Other than subjective pain, the most common symptom(s) to look for in adolescents with PP is unusual, or abnormal shoe wear; kids who take their shoes-off consistently; and, relative inactivity of the child compared to their peers. It is important to mention that most toddlers and small children have some degree of PP (flat feet) which they will out-grow with age. In conclusion, the most important factors in determining whether a particular patient with flat feet (Pes Planus) needs to be evaluated (and possibly treated), are 1) severity of the deformity; 2) limitations that occur; and most importantly, 3) presence of symptomatic signs and/or patient complaints.
The pictures below correspond to the same feet as above but no weight is put on it and you can visibly observe the arch. This is called a flexible flatfoot. If the child doesn’t complain of pain, it is ok but if pain develops or there is discomfort during any activities, it is highly recommended that you see a doctor and would most likely recommend you to a physical therapist. Flat foot can also be congenital or rigid which is rare. Tip-toeing while walking and skipping rope also helps form a natural arch for older kids, if they are already physically able to do so.

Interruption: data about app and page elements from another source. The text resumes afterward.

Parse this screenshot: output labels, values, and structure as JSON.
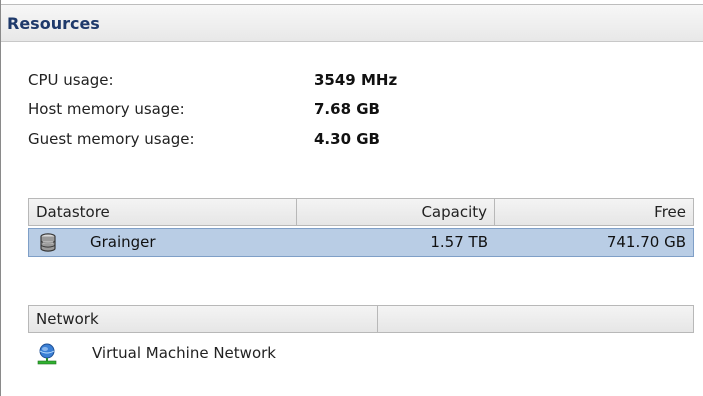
{
  "panel": {
    "title": "Resources"
  },
  "stats": [
    {
      "label": "CPU usage:",
      "value": "3549 MHz"
    },
    {
      "label": "Host memory usage:",
      "value": "7.68 GB"
    },
    {
      "label": "Guest memory usage:",
      "value": "4.30 GB"
    }
  ],
  "datastore_table": {
    "headers": {
      "name": "Datastore",
      "capacity": "Capacity",
      "free": "Free"
    },
    "rows": [
      {
        "icon": "database-icon",
        "name": "Grainger",
        "capacity": "1.57 TB",
        "free": "741.70 GB",
        "selected": true
      }
    ],
    "selected_color": "#b9cde5"
  },
  "network_table": {
    "headers": {
      "name": "Network",
      "extra": ""
    },
    "items": [
      {
        "icon": "network-icon",
        "name": "Virtual Machine Network"
      }
    ]
  },
  "colors": {
    "title_text": "#1f3a6b"
  }
}
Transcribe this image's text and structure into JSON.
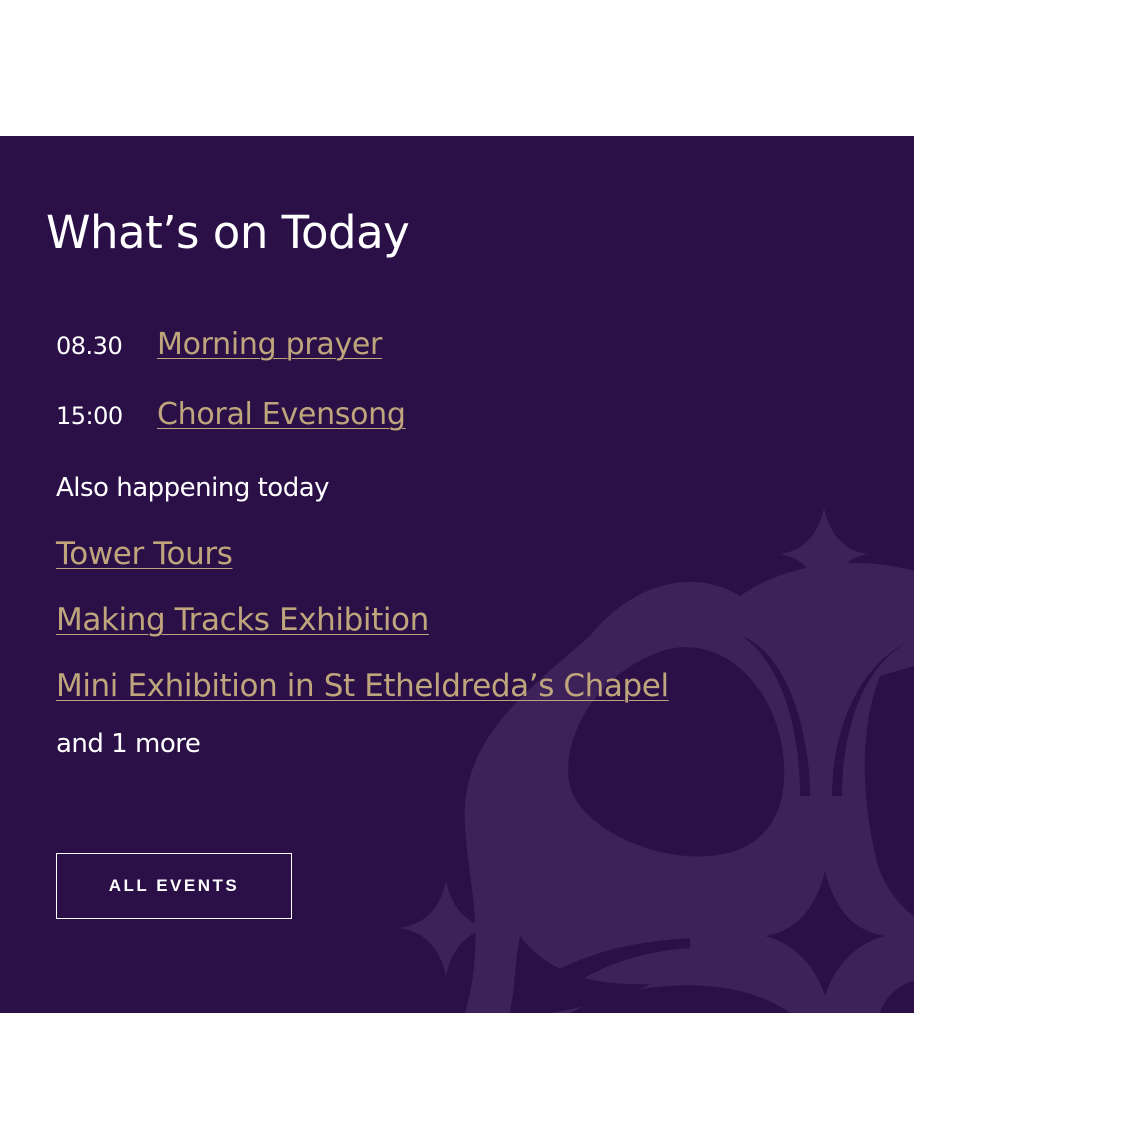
{
  "widget": {
    "title": "What’s on Today",
    "events": [
      {
        "time": "08.30",
        "label": "Morning prayer"
      },
      {
        "time": "15:00",
        "label": "Choral Evensong"
      }
    ],
    "also_label": "Also happening today",
    "also_items": [
      "Tower Tours",
      "Making Tracks Exhibition",
      "Mini Exhibition in St Etheldreda’s Chapel"
    ],
    "more_text": "and 1 more",
    "button_label": "ALL EVENTS",
    "watermark_icon": "fleur-de-lis-icon"
  },
  "colors": {
    "background": "#2b1048",
    "watermark": "#3d2159",
    "link": "#bfa57c",
    "text": "#ffffff",
    "page": "#ffffff"
  }
}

In addition to its influence on the medial longitudinal arch, the posterior tibial muscle plantarflexes and inverts the foot. PTTD will cause collapsing of the medial longitudinal arch, subtalar eversion, valgus at the ankle, and forefoot abduction. There will be stretching of the spring and deltoid ligaments as well as the talonavicular capsule. Increasing equinus with progression and the possible development of contractures are also suspected.5 The posterior tibialis initiates inversion and stabilizes the subtalar joint, allowing the gastrocnemius to plantarflex and invert the heel as the patient rises onto his/her toes.